(Source information begins)
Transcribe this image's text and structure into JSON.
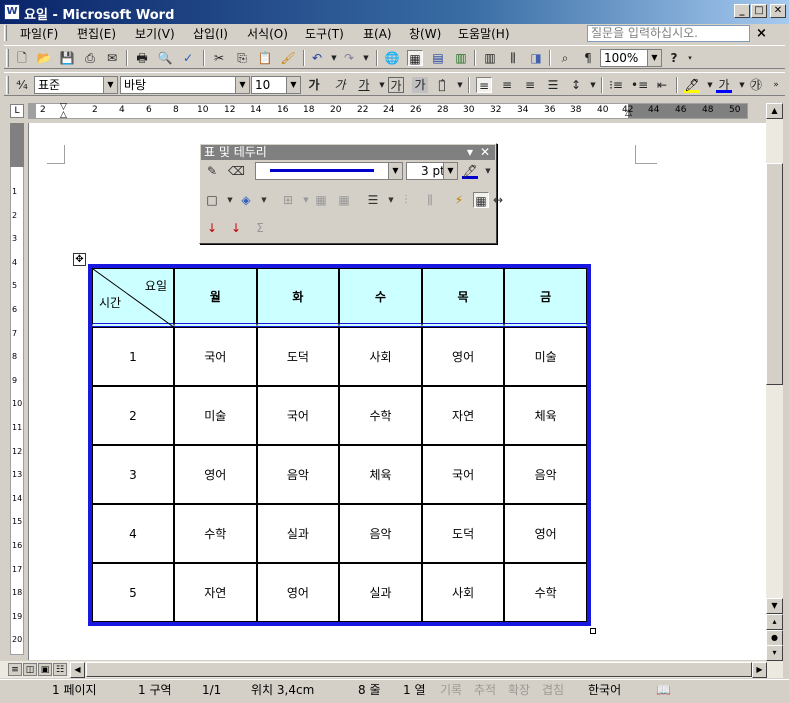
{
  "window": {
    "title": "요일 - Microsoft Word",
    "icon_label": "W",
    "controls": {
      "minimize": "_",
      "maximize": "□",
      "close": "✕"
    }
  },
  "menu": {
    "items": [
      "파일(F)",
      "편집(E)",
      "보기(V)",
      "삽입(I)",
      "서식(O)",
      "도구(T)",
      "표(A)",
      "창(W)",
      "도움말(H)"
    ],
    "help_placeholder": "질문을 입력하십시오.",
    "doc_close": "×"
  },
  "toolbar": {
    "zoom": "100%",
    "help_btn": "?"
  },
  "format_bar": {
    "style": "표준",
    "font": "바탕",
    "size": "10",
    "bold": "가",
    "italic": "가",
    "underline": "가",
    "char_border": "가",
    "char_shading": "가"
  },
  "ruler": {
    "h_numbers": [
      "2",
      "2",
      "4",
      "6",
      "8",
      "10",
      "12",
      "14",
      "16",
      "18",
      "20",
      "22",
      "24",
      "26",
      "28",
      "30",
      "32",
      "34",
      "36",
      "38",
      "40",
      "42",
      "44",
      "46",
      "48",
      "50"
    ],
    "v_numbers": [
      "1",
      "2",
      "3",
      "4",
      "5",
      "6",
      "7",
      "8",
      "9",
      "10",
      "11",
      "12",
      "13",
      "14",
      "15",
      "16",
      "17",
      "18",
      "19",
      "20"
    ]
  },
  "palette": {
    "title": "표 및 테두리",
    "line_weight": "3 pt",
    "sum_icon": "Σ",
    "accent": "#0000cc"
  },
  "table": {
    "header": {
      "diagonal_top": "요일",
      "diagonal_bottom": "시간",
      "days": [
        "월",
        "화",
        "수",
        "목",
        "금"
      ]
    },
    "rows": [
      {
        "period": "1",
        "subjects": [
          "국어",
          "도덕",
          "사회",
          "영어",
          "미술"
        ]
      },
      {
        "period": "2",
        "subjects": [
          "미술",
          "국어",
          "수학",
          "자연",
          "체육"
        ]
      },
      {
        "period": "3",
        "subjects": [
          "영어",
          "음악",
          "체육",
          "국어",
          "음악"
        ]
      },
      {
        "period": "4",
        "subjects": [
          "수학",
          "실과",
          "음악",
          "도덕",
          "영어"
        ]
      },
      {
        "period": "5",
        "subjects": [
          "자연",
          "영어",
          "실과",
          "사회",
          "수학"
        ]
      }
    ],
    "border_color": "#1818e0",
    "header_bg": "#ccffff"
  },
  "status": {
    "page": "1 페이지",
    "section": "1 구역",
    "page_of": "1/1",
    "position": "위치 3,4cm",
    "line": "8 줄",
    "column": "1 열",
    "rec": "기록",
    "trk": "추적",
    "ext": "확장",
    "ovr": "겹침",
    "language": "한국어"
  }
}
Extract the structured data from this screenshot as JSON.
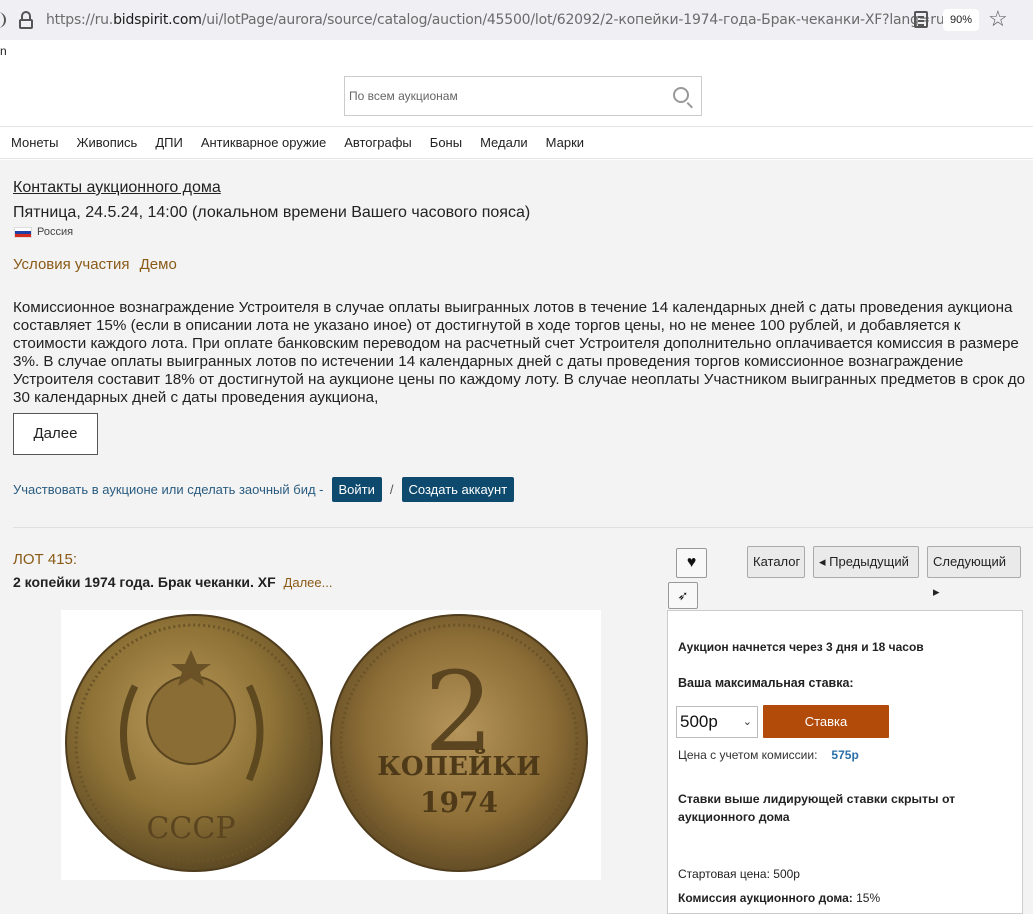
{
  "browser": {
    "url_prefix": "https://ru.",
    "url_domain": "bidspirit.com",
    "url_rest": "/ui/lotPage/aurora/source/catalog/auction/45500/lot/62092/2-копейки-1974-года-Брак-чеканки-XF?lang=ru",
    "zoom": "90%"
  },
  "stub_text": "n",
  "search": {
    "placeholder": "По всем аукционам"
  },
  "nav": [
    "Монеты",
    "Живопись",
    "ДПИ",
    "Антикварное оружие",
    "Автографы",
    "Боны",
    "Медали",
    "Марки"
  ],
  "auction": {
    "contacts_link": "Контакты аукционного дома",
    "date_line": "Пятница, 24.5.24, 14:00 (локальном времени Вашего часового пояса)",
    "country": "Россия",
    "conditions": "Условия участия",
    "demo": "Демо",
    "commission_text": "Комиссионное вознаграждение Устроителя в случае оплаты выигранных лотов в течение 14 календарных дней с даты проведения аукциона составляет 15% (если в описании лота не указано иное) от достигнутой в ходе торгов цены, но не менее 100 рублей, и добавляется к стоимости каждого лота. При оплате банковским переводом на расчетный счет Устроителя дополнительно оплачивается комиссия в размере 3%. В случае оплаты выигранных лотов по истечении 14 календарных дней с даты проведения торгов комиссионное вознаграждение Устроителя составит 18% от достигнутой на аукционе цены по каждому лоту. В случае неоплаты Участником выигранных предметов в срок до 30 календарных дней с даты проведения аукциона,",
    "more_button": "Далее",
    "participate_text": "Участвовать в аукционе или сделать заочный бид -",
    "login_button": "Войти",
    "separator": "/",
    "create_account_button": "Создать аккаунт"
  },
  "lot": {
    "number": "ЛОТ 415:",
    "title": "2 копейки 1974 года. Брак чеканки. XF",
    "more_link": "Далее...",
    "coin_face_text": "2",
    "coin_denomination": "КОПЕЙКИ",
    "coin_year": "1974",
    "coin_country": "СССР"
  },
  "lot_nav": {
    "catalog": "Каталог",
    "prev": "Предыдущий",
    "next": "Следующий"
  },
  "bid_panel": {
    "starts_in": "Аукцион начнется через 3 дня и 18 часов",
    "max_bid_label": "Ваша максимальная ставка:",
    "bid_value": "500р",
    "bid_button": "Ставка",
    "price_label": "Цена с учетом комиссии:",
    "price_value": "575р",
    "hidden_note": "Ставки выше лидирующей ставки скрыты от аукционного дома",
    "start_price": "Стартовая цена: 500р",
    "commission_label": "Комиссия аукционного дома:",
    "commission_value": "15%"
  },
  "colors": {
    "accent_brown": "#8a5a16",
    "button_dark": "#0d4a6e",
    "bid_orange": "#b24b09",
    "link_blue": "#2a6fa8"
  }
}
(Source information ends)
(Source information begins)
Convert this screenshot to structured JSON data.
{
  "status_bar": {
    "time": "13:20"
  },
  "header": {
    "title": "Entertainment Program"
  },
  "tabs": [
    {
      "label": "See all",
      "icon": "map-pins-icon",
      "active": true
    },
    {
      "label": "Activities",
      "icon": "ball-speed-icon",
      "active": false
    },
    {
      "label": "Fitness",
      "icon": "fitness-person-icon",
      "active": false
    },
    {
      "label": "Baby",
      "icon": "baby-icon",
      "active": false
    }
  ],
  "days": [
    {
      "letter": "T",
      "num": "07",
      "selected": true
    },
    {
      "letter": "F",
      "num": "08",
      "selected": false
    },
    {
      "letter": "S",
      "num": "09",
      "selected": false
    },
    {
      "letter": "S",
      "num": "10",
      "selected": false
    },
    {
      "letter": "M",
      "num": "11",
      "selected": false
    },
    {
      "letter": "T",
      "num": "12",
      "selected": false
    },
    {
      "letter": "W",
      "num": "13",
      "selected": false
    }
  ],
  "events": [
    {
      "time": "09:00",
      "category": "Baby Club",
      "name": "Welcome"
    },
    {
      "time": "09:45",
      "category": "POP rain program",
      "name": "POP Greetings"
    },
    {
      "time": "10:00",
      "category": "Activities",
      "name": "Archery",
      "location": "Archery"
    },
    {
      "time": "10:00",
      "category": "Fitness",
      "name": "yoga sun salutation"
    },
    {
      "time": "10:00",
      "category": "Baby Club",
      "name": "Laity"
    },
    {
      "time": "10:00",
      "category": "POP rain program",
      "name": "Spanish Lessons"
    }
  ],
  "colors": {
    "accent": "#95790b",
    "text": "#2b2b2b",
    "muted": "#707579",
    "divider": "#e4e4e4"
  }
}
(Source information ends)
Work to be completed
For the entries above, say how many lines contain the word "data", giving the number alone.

Finished task
2